OLYMPIA - Buildings, septic systems, ditches and a bulkhead were recently removed from shorefront property on eastern Hood Canal in a collaborative effort to restore one of the hundreds of small estuaries in Puget Sound lost to development.
The 120-acre property, located south of Seabeck in Kitsap County, is the site of a new mid-sized, "pocket" estuary and salt marsh reconstructed by the Washington Department of Fish and Wildlife (WDFW), the Washington State Department of Natural Resources (DNR) and the NOAA Restoration Center - a division of NOAA Fisheries dedicated to restoring the nation’s coastal, marine and migratory fish habitats.
The property was acquired by DNR in 2008 from a private landowner for inclusion in the Stavis Natural Resources Conservation Area (NRCA), a 3,700-acre area managed by the land-management agency for the protection of native forests and shorelines along Hood Canal.

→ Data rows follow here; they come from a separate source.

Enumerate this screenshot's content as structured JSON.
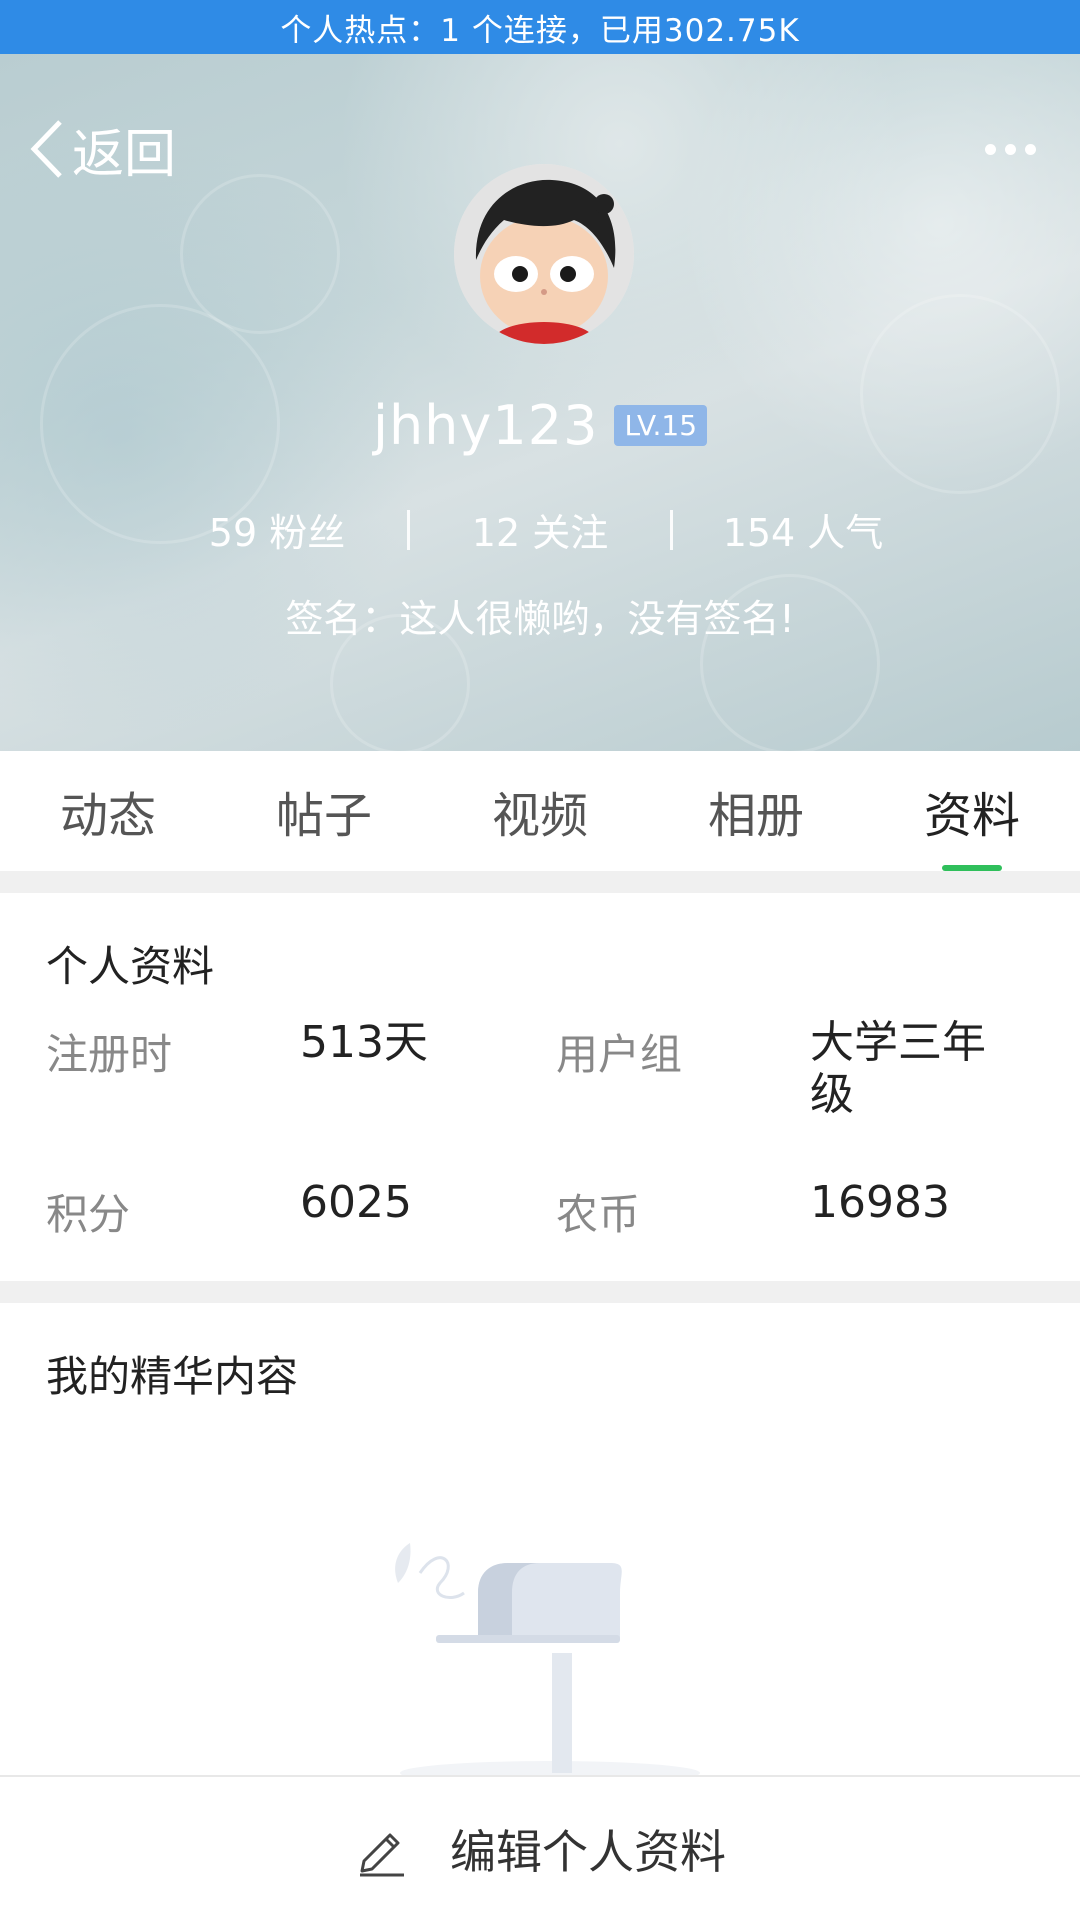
{
  "status_bar": {
    "text": "个人热点：1 个连接，已用302.75K"
  },
  "header": {
    "back_label": "返回",
    "more_icon": "more-dots-icon",
    "username": "jhhy123",
    "level": "LV.15",
    "stats": {
      "fans": "59 粉丝",
      "following": "12 关注",
      "popularity": "154 人气"
    },
    "signature": "签名：这人很懒哟，没有签名!"
  },
  "tabs": [
    {
      "label": "动态"
    },
    {
      "label": "帖子"
    },
    {
      "label": "视频"
    },
    {
      "label": "相册"
    },
    {
      "label": "资料"
    }
  ],
  "active_tab": "资料",
  "profile": {
    "title": "个人资料",
    "fields": [
      {
        "label": "注册时",
        "value": "513天"
      },
      {
        "label": "用户组",
        "value": "大学三年级"
      },
      {
        "label": "积分",
        "value": "6025"
      },
      {
        "label": "农币",
        "value": "16983"
      }
    ]
  },
  "featured": {
    "title": "我的精华内容"
  },
  "bottom": {
    "edit_label": "编辑个人资料",
    "edit_icon": "pencil-icon"
  },
  "colors": {
    "status_bar": "#2f8be6",
    "active_indicator": "#2fbf5b",
    "level_badge": "#8fb6e8"
  }
}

"This is the first example I know of in Puget Sound where public funds were used to acquire and restore an entire creek mouth that had been completely destroyed in the past," said Paul Cereghino, WDFW program manager. "When allowed to function in their natural state, these nearshore areas provide unique environments that support our state’s fish and wildlife. Studies show we’ve lost at least 300 of these pocket estuaries throughout Puget Sound to development."
Funding for the project is coordinated through the Estuary and Salmon Restoration Program (ESRP), a program established as part of Gov. Chris Gregoire’s Puget Sound Initiative to support on-the-ground projects aimed at protecting and restoring the region’s shoreline ecosystem. WDFW administers the program and provided $132,000 in construction funds for the project, which also received a total of $183,000 from DNR and The Nature Conservancy.

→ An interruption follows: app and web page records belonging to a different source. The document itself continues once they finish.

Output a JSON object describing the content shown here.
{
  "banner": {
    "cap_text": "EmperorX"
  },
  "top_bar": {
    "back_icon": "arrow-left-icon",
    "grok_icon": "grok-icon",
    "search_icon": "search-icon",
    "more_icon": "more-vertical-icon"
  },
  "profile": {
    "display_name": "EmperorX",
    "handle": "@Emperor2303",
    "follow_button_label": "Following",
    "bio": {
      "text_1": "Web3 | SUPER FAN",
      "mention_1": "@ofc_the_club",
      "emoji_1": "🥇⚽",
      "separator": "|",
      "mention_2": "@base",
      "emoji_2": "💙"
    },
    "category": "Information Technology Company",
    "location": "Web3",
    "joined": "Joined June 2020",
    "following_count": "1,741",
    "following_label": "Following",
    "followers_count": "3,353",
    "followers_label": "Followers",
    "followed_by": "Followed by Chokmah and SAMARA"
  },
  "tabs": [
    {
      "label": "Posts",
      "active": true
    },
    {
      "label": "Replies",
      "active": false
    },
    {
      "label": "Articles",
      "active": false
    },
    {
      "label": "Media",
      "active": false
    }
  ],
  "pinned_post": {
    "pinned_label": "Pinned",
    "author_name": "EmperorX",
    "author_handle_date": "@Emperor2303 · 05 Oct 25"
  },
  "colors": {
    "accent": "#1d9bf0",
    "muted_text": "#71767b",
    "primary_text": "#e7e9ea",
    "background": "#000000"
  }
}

Since ESRP’s inception in 2006, WDFW has awarded funds for 48 restoration projects in Puget Sound, including the Stavis project. Through a regional grant competition, the ESRP accepts applications from non-governmental organizations, private and public corporations, and federal, state, local and tribal governments.
The program’s approach is based on the work of the Puget Sound Nearshore Ecosystem Project - an ongoing effort led by WDFW to develop a science-based, regional strategy for restoring shorelines in Puget Sound.
Cereghino said this ecosystem-based approach has earned the program a three-year partnership with the NOAA Restoration Center, which provided critical funding and technical assistance for the Hood Canal project.
"This project is the product of strong state-federal partnerships that we’ve been developing since 2001 and is exactly the kind of partnerships we need to meet the challenges facing Puget Sound," said Lisa Veneroso, WDFW’s intergovernmental lead and ESRP supervisor. "WDFW is committed to providing the technical leadership and expertise in ecosystem-based management of our public trust resources."
The restored stream channel flows into Hood Canal through property previously developed by private landowners. Following purchase by the state, buildings and other materials were removed and recycled and the land was reshaped to match the natural forms of similar estuaries in Hood Canal. Final construction of the new stream channel was completed in September, allowing fresh water to flow naturally into the rebuilt estuary. The site will also be replanted with native vegetation.